Exercise requirements: Go through the data below and copy each line that includes "cool".
*** Opening Task data ***
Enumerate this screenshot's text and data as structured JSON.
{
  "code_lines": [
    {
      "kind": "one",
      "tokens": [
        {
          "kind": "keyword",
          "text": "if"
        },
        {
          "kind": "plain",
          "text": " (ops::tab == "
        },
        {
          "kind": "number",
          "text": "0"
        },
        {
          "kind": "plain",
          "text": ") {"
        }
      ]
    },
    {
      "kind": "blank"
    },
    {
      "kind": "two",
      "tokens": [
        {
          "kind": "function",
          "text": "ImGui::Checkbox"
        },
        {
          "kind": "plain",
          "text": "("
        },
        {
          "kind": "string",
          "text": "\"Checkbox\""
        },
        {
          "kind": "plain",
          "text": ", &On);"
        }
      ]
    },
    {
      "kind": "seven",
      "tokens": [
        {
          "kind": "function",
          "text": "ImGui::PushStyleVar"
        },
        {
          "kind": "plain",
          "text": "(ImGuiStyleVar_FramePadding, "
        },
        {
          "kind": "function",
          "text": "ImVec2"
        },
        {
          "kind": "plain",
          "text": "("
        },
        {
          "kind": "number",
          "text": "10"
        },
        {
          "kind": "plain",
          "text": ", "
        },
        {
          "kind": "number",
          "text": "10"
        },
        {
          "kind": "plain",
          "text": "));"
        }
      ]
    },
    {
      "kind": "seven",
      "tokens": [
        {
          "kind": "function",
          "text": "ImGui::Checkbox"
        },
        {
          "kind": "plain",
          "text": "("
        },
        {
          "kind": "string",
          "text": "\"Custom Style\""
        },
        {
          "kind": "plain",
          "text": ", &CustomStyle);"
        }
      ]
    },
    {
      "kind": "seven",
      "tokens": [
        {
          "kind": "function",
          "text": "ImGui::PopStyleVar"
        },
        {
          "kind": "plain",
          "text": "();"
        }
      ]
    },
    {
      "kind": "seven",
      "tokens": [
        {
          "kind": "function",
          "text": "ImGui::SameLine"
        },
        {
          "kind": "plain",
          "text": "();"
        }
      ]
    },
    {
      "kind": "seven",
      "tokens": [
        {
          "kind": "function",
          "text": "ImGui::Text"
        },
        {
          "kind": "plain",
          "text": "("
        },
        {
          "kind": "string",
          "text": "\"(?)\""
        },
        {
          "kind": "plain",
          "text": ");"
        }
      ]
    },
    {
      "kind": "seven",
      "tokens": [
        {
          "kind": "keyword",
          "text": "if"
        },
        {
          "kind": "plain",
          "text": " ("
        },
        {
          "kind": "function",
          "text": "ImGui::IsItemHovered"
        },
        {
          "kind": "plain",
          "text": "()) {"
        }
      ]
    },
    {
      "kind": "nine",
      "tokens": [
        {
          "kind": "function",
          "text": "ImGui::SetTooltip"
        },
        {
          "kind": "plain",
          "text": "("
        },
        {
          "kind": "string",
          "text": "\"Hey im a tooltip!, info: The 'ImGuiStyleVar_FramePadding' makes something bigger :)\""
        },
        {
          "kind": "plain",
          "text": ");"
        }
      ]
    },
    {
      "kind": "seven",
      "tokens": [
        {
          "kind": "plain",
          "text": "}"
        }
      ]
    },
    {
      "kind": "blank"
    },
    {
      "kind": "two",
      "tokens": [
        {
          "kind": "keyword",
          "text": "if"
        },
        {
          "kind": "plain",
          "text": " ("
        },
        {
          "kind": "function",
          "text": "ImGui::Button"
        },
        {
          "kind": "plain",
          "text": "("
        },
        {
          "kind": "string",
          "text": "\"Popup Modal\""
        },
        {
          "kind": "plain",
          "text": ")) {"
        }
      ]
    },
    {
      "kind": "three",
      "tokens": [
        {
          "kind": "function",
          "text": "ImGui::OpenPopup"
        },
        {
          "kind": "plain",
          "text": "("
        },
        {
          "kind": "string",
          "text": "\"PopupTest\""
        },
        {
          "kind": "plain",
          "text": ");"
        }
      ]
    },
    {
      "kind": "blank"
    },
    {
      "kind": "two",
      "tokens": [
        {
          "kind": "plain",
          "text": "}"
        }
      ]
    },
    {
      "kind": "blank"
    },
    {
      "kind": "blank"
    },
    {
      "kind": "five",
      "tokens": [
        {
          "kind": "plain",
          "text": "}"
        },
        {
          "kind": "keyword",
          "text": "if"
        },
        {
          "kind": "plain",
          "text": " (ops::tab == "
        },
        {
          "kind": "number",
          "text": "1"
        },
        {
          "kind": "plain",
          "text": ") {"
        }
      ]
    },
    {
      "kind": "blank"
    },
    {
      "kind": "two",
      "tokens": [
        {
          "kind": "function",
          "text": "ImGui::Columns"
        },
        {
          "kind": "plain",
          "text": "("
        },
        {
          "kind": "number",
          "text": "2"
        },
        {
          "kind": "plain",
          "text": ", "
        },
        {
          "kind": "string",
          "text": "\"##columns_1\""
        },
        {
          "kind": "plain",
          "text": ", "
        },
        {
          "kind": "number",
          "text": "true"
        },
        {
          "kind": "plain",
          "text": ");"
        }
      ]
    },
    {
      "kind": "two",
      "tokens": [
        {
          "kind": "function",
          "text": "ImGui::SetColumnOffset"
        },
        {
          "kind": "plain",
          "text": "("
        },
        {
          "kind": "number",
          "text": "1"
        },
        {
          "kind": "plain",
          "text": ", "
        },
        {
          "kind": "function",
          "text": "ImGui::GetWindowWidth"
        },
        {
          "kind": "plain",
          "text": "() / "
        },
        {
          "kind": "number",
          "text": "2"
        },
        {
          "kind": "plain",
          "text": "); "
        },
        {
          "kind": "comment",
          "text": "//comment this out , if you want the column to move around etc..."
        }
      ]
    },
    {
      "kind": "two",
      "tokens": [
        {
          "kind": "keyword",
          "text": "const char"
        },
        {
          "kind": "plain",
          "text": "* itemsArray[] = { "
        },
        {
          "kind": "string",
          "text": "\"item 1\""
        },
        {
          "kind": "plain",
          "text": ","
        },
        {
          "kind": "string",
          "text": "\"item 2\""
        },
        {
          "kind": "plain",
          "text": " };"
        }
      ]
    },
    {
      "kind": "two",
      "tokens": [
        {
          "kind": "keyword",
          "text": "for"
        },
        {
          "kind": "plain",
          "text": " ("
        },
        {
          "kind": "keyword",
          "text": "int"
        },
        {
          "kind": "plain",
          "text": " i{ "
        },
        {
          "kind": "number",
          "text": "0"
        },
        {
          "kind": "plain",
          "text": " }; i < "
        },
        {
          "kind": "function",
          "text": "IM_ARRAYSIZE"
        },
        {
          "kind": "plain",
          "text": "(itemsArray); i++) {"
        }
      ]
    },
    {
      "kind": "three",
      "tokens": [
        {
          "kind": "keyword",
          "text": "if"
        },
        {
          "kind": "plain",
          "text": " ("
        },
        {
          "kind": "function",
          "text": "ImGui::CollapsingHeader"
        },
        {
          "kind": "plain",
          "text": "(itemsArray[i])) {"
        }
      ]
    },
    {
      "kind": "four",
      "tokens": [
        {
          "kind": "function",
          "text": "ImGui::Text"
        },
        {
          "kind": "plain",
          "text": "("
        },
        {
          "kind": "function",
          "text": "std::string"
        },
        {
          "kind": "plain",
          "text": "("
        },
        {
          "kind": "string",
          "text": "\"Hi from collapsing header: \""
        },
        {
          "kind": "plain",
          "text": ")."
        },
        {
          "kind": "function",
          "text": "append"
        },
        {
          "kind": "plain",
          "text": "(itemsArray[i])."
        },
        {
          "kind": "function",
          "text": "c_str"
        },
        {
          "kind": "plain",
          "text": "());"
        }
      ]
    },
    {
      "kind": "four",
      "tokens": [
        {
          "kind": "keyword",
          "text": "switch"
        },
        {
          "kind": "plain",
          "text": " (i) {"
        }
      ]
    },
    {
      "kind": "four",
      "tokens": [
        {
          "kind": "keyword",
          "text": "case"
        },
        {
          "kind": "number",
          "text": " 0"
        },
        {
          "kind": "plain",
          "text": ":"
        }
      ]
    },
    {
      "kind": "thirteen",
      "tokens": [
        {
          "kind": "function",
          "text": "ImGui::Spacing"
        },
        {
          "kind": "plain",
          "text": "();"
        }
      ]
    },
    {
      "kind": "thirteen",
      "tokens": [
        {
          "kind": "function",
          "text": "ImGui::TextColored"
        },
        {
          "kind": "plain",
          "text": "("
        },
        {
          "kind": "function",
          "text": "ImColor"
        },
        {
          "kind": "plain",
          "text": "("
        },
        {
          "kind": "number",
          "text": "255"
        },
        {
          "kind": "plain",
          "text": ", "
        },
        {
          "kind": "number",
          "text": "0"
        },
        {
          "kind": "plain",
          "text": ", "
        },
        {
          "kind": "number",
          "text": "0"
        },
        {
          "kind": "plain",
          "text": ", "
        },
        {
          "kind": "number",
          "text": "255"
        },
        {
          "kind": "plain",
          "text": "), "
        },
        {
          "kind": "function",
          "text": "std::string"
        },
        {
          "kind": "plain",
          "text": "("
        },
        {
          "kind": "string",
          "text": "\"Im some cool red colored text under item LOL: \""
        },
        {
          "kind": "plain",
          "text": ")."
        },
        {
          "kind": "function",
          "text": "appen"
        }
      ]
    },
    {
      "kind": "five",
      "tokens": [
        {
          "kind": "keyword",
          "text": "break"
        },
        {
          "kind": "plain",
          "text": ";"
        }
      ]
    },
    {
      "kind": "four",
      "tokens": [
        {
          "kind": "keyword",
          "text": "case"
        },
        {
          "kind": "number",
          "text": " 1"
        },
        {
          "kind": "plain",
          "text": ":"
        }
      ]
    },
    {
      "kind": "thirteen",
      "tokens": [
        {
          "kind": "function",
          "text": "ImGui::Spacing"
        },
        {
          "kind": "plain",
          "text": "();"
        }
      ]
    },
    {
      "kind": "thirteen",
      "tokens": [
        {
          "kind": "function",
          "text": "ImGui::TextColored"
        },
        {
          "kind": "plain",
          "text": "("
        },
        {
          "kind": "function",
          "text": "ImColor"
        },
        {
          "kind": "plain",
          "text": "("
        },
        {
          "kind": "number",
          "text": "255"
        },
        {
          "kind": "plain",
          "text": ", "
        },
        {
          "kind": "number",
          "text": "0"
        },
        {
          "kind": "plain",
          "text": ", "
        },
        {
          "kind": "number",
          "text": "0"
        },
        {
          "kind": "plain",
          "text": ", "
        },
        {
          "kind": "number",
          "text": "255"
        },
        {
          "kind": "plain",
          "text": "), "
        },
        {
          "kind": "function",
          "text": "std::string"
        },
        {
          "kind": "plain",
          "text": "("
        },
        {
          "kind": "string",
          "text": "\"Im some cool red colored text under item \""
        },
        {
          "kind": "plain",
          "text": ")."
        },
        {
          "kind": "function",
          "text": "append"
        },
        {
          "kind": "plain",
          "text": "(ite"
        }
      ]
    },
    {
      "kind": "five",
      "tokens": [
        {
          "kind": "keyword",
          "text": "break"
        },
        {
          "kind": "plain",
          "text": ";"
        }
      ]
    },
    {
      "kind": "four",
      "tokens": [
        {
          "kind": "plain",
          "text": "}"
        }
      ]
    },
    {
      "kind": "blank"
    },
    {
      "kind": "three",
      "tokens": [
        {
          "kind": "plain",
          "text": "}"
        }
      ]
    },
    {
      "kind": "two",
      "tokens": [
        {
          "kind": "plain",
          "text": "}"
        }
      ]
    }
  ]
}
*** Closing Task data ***
Response area:
          "text": "\"Im some cool red colored text under item LOL: \""
          "text": "\"Im some cool red colored text under item \""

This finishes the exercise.